Brooklyn District Attorney Kenneth Thompson passed away today at the age of 50 and as result the City of NY – no, the United States of America – lost one of the greatest champions of the wrongfully convicted. Ken was a sharp, brilliant lawyer who went from the US Attorney’s Office to leading a successful and prominent law firm to being the chief law enforcement officer of Kings County, New York. He ran a tough campaign against a long-standing, politically powerful, incumbent District Attorney named Charles Hynes. And he ran it on the promise of cleaning up some of Hynes’ mess. He became the first public official I can ever recall who won an election promising reform and an increased attention to the plight of the innocent people who are serving jail time.
Ken’s office continued to fight crime of course – it boasts a strong conviction rate as it deals with some of the toughest areas of New York. But his legacy will always be the establishment of his Conviction Review Unit. Ken’s CRU has become a model for the nation. Why? Because first and foremost, he started it with the understanding that there are wrongful convictions and that a DA’s Office is in the best position to right those wrongs. He did not see his role as upholding the “integrity” of the conviction or of the office. Integrity would come from doing what’s right regardless of consequence. As long as the review was fair and thorough, he did not care what the outcome was. While his CRU has upheld many more convictions than it has overturned, his office has been a shining beacon for the wrongfully convicted. He placed at its head Ronald Sullivan, a distinguished Harvard law professor who never prosecuted a criminal case in his life. His whole legal career was comprised of representing the indigent including serving as head of Washington DC’s Legal Aid Society and being President Obama’s appointee to run the Legal Aid Society in New Orleans following Hurricane Katrina. Ken invested over $1 Million in CRU, putting his money where his mouth is. It remains the best-staffed CRU in the country. He established an Independent Review Board made up of distinguished and experienced former prosecutors and defense lawyers who would then review CRU’s decisions on cases. He was unafraid to let others look under the rug and see what was swept under there.

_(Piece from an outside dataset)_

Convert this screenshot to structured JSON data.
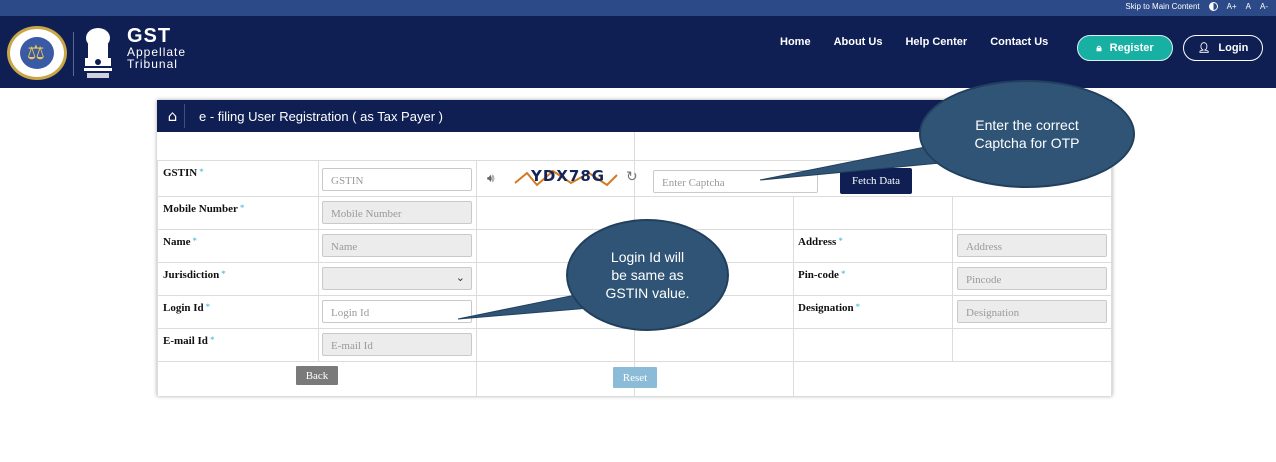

I had worked on the case of David McCallum and Willie Stuckey for ten years. I had presented a plethora of evidence of their innocence to Hynes’ Conviction Integrity Unit – a one lawyer one investigator operation at the time. It all fell on deaf ears. Time after time our plea for a review of the case went nowhere. Our team was told to come back when we had figured out who actually committed the crime. When I pointed out that I thought that was the DA’s job and that our job was just to establish our clients’ innocence, I was told not to bother them any more. And then Ken was elected. I had known Ken from his days in private practice and were actually adversaries on a very high-profile matter involving my client David Johnson, who was then a top aide to NY Governor David Patterson. While we were on opposite sides of the case and things got very volatile on several occasions, we built a mutual respect and admiration for each other that continued after the case ended. About a week after he won, I told him I was going to call him about a case that needed looking into. He said, “You got it. Call me in February when things settle down.” I told him Hynes had looked at it a few times but we were rejected. He said that did not matter to him and that he would take me at his word that the case needed attention and promised he would give it the attention it deserved. True to his word, he did and on October 15, 2014, I walked David McCallum out of jail after 29 years in jail for murder he didn’t commit. Willie Stuckey had already died in prison). David is now a free man, working at the NY Legal Aid Society and has just fathered a daughter, Quinn Nicole McCallum. Quinn would not be on the planet today with Ken and his CRU team.
At the press conference announcing David’s release, I was asked to say a few words. I pointed out that once a person got elected to the Office of District Attorney, they were bestowed the honorific of “Honorable.” Well Ken earned that title not just by election but the hard way, by being a man of principle and integrity. By being a man of his word. By being someone who understood that sometimes, the system does not get it right. That sometimes, the only people that can redress those wrongs are those that are working within the system. That acknowledging our system’s flaws and errors is not weakness or being “soft on crime” but instead is a reflection of intellect, reason and compassion. I will miss you my friend, but more importantly the criminal justice system will greatly miss you. My heart, thoughts and prayers go out to your wife and children. May you rest in peace and may your legacy be a guidepost for future prosecutors everywhere.